The administration and its supporters wanted the rebuilding assistance to be entirely grants financed by U.S. taxpayers. They warned that loans would nurture Arab suspicions about the United States' true motivation in Iraq.

"The battle for the hearts and minds of the Iraqi people is not over by a long shot," said McCain. He said the amendment "will send a clear signal that the United States is really, really there for the oil."

Cheney called senators during the day hoping to block the loan plan, congressional aides said. And two senators -- Arlen Specter, R-Pa., and Kay Bailey Hutchison, R-Texas, who had initially said they supported loans switched Thursday and said they had been persuaded to oppose them.

But as the day wore on in the Senate, expressions of optimism by administration officials and GOP Senate aides faded.

The White House budget office released a statement saying the administration strongly opposed loans. But the letter omitted any mention of a veto threat, which the office sometimes includes to send a strong message of opposition.

The sponsors of the Senate loan amendment were Republicans Chambliss, Collins, Ensign, Graham, and Snowe and Democratic Sens. Evan Bayh of Indiana, Hillary Rodham Clinton of New York, and Ben Nelson of Nebraska.

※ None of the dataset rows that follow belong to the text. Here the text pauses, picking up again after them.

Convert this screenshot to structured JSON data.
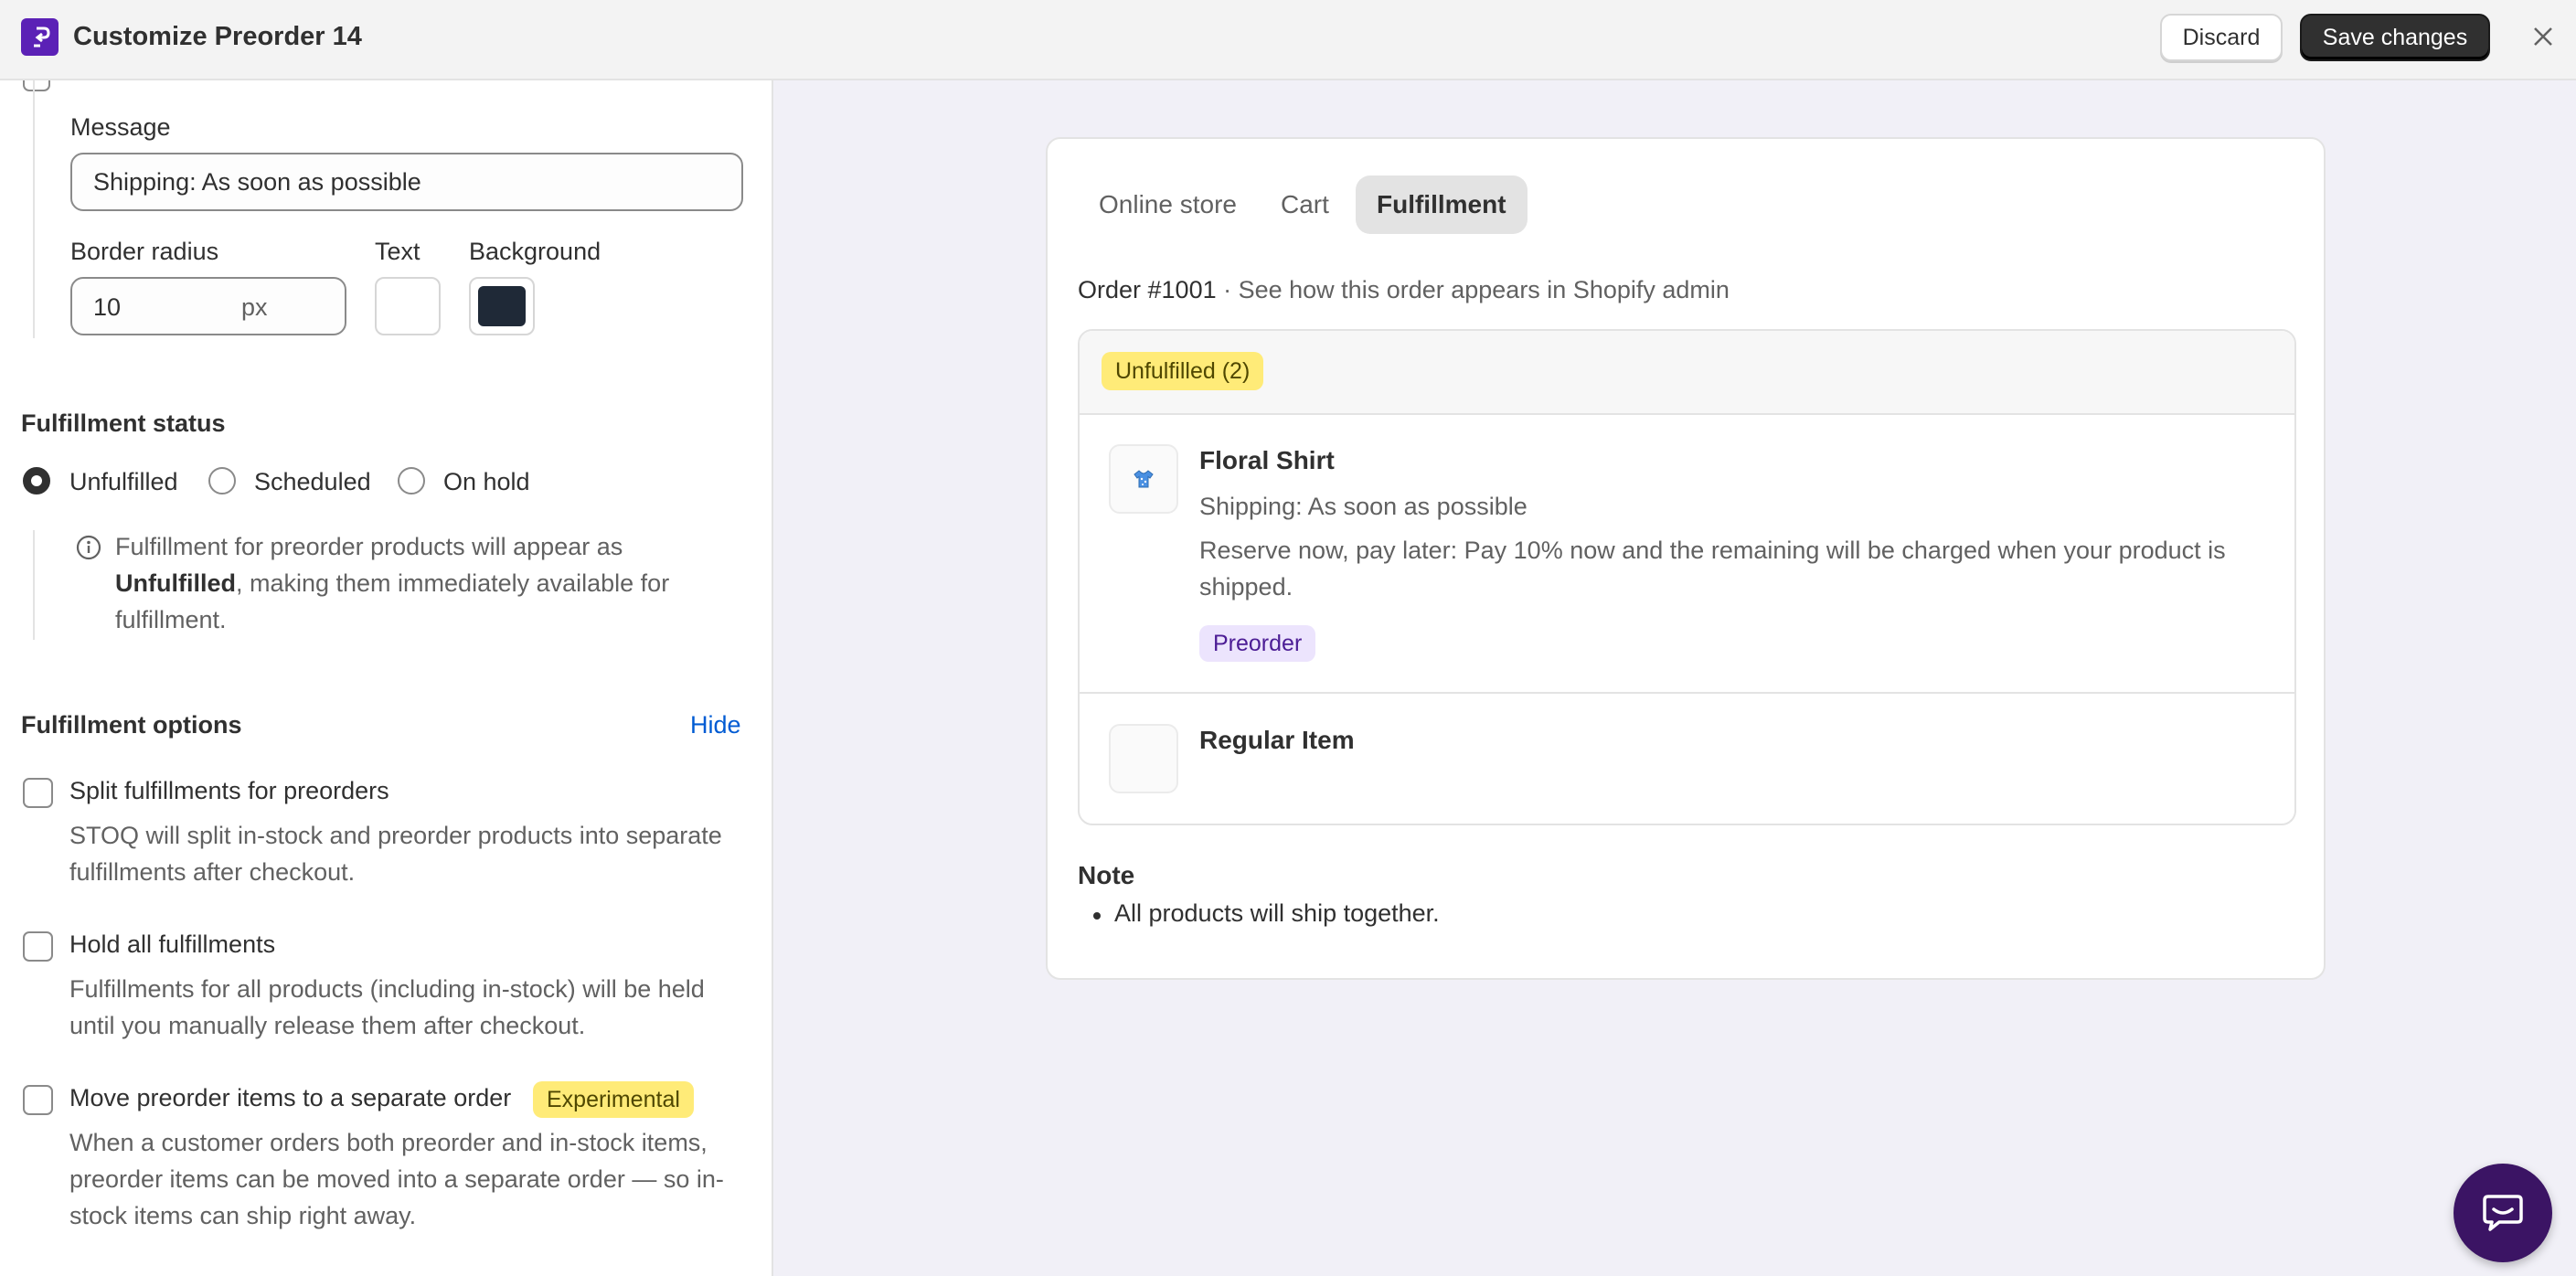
{
  "header": {
    "title": "Customize Preorder 14",
    "discard_label": "Discard",
    "save_label": "Save changes",
    "brand_color": "#5b21b6"
  },
  "badge_settings": {
    "message_label": "Message",
    "message_value": "Shipping: As soon as possible",
    "border_radius_label": "Border radius",
    "border_radius_value": "10",
    "border_radius_unit": "px",
    "text_color_label": "Text",
    "text_color": "#ffffff",
    "background_label": "Background",
    "background_color": "#1f2937"
  },
  "fulfillment_status": {
    "title": "Fulfillment status",
    "options": [
      "Unfulfilled",
      "Scheduled",
      "On hold"
    ],
    "selected": "Unfulfilled",
    "info_prefix": "Fulfillment for preorder products will appear as ",
    "info_bold": "Unfulfilled",
    "info_suffix": ", making them immediately available for fulfillment."
  },
  "fulfillment_options": {
    "title": "Fulfillment options",
    "hide_label": "Hide",
    "items": [
      {
        "label": "Split fulfillments for preorders",
        "description": "STOQ will split in-stock and preorder products into separate fulfillments after checkout.",
        "checked": false
      },
      {
        "label": "Hold all fulfillments",
        "description": "Fulfillments for all products (including in-stock) will be held until you manually release them after checkout.",
        "checked": false
      },
      {
        "label": "Move preorder items to a separate order",
        "badge": "Experimental",
        "description": "When a customer orders both preorder and in-stock items, preorder items can be moved into a separate order — so in-stock items can ship right away.",
        "checked": false
      }
    ]
  },
  "preview": {
    "tabs": [
      "Online store",
      "Cart",
      "Fulfillment"
    ],
    "active_tab": "Fulfillment",
    "order_number": "Order #1001",
    "order_separator": " · ",
    "order_hint": "See how this order appears in Shopify admin",
    "status_badge": "Unfulfilled (2)",
    "items": [
      {
        "name": "Floral Shirt",
        "icon": "shirt-icon",
        "shipping": "Shipping: As soon as possible",
        "terms": "Reserve now, pay later: Pay 10% now and the remaining will be charged when your product is shipped.",
        "badge": "Preorder"
      },
      {
        "name": "Regular Item"
      }
    ],
    "note_title": "Note",
    "note_items": [
      "All products will ship together."
    ]
  }
}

"The loan is there to give an incentive to the holders of prewar debt to forgive their loans, and then we will forgive ours," Nelson said.

Sens. Robert Byrd, D-W.Va., and Joseph Lieberman, D-Conn., did not vote.

The Associated Press contributed to this report.